“The findings are very exciting,” Dr. Praticò said. “There is now a lot of evidence to suggest that p38 is involved in the development of Alzheimer’s disease.”
The findings also lend support to the idea that chronically occurring, small episodes of glucose deprivation are damaging for the brain. “There is a high likelihood that those types of episodes are related to diabetes, which is a condition in which glucose cannot enter the cell,” he explained. “Insulin resistance in type 2 diabetes is a known risk factor for dementia.”
According to Dr. Praticò, the next step is to inhibit p38 to see if memory impairments can be alleviated, despite glucose deprivation. “It is an exciting avenue of research. A drug targeting this protein could bring big benefits for patients,” he added.
Other researchers involved in the new study include Elisabetta Lauretti, Jian-Guo Li, and Antonio Di Meco in the Department of Pharmacology and Center for Translational Medicine at LKSOM.
Funding: The research was supported in part by a grant from the Wanda Simone Endowment Fund for Neuroscience.
Source: Jeremy Walter – Temple University Health System
Image Source: NeuroscienceNews.com image is in the public domain
Original Research: Full open access research for “Glucose deficit triggers tau pathology and synaptic dysfunction in a tauopathy mouse model” by E Lauretti, J-G Li, A Di Meco & D Praticò in Translational Psychiatry.
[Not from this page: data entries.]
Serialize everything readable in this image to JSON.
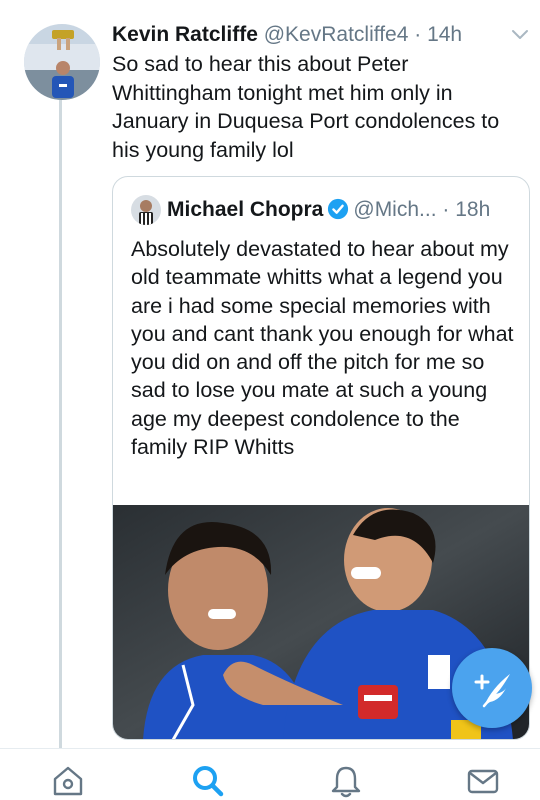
{
  "tweet": {
    "author_name": "Kevin Ratcliffe",
    "author_handle": "@KevRatcliffe4",
    "separator": " · ",
    "time": "14h",
    "text": "So sad to hear this about Peter Whittingham tonight met him only in January in Duquesa Port condolences to his young family lol"
  },
  "quoted_tweet": {
    "author_name": "Michael Chopra",
    "author_handle": "@Mich...",
    "separator": " · ",
    "time": "18h",
    "verified": true,
    "text": "Absolutely devastated to hear about my old teammate whitts what a legend you are i had some special memories with you and cant thank you enough for what you did on and off the pitch for me so sad to lose you mate at such a young age my deepest condolence to the family RIP Whitts"
  },
  "nav": {
    "tabs": [
      {
        "name": "home",
        "icon": "home-icon"
      },
      {
        "name": "search",
        "icon": "search-icon",
        "active": true
      },
      {
        "name": "notifications",
        "icon": "bell-icon"
      },
      {
        "name": "messages",
        "icon": "mail-icon"
      }
    ]
  },
  "colors": {
    "accent": "#1da1f2",
    "fab": "#4ba3ee",
    "secondary_text": "#657786",
    "border": "#cfd9de"
  },
  "icons": {
    "more": "chevron-down-icon",
    "compose": "compose-feather-icon",
    "verified": "verified-badge-icon"
  }
}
Published online January 31 2017 doi:10.1038/tp.2016.296
[cbtabs][cbtab title=”MLA”]Temple University Health System “Glucose Deprivation in the Brain Sets Stage for Alzheimer’s.” NeuroscienceNews. NeuroscienceNews, 31 January 2017.
<https://neurosciencenews.com/alzheimers-glucose-deprivation-6035/>.[/cbtab][cbtab title=”APA”]Temple University Health System (2017, January 31). Glucose Deprivation in the Brain Sets Stage for Alzheimer’s. NeuroscienceNew. Retrieved January 31, 2017 from https://neurosciencenews.com/alzheimers-glucose-deprivation-6035/[/cbtab][cbtab title=”Chicago”]Temple University Health System “Glucose Deprivation in the Brain Sets Stage for Alzheimer’s.” https://neurosciencenews.com/alzheimers-glucose-deprivation-6035/ (accessed January 31, 2017).[/cbtab][/cbtabs]
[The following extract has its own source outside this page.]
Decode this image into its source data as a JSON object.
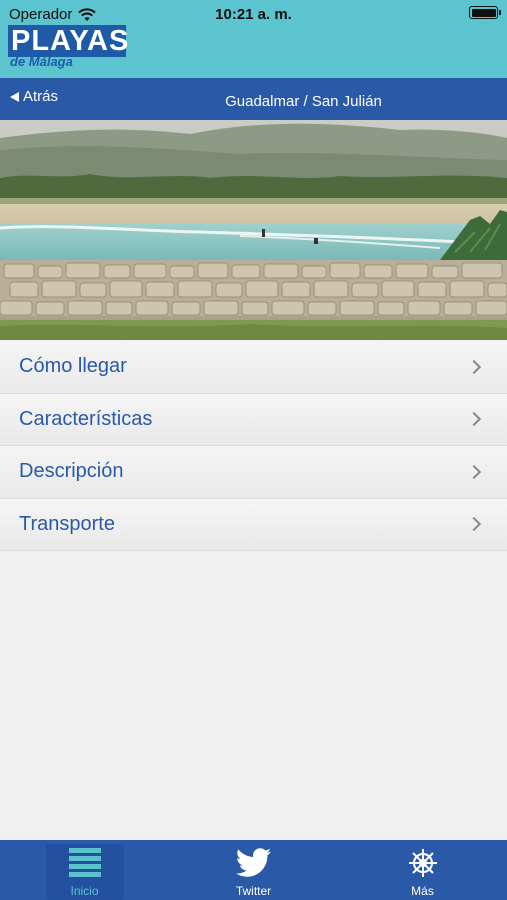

Glucose deficit triggers tau pathology and synaptic dysfunction in a tauopathy mouse model
Clinical investigations have highlighted a biological link between reduced brain glucose metabolism and Alzheimer’s disease (AD). Previous studies showed that glucose deprivation may influence amyloid beta formation in vivo but no data are available on the effect that this condition might have on tau protein metabolism. In the current paper, we investigated the effect of glucose deficit on tau phosphorylation, memory and learning, and synaptic function in a transgenic mouse model of tauopathy, the h-tau mice. Compared with controls, h-tau mice with brain glucose deficit showed significant memory impairments, reduction of synaptic long-term potentiation, increased tau phosphorylation, which was mediated by the activation of P38 MAPK Kinase pathway. We believe our studies demonstrate for the first time that reduced glucose availability in the central nervous system directly triggers behavioral deficits by promoting the development of tau neuropathology and synaptic dysfunction. Since restoring brain glucose levels and metabolism could afford the opportunity to positively influence the entire AD phenotype, this approach should be considered as a novel and viable therapy for preventing and/or halting the disease progression.
“Glucose deficit triggers tau pathology and synaptic dysfunction in a tauopathy mouse model” by E Lauretti, J-G Li, A Di Meco & D Praticò in Translational Psychiatry. Published online January 31 2017 doi:10.1038/tp.2016.296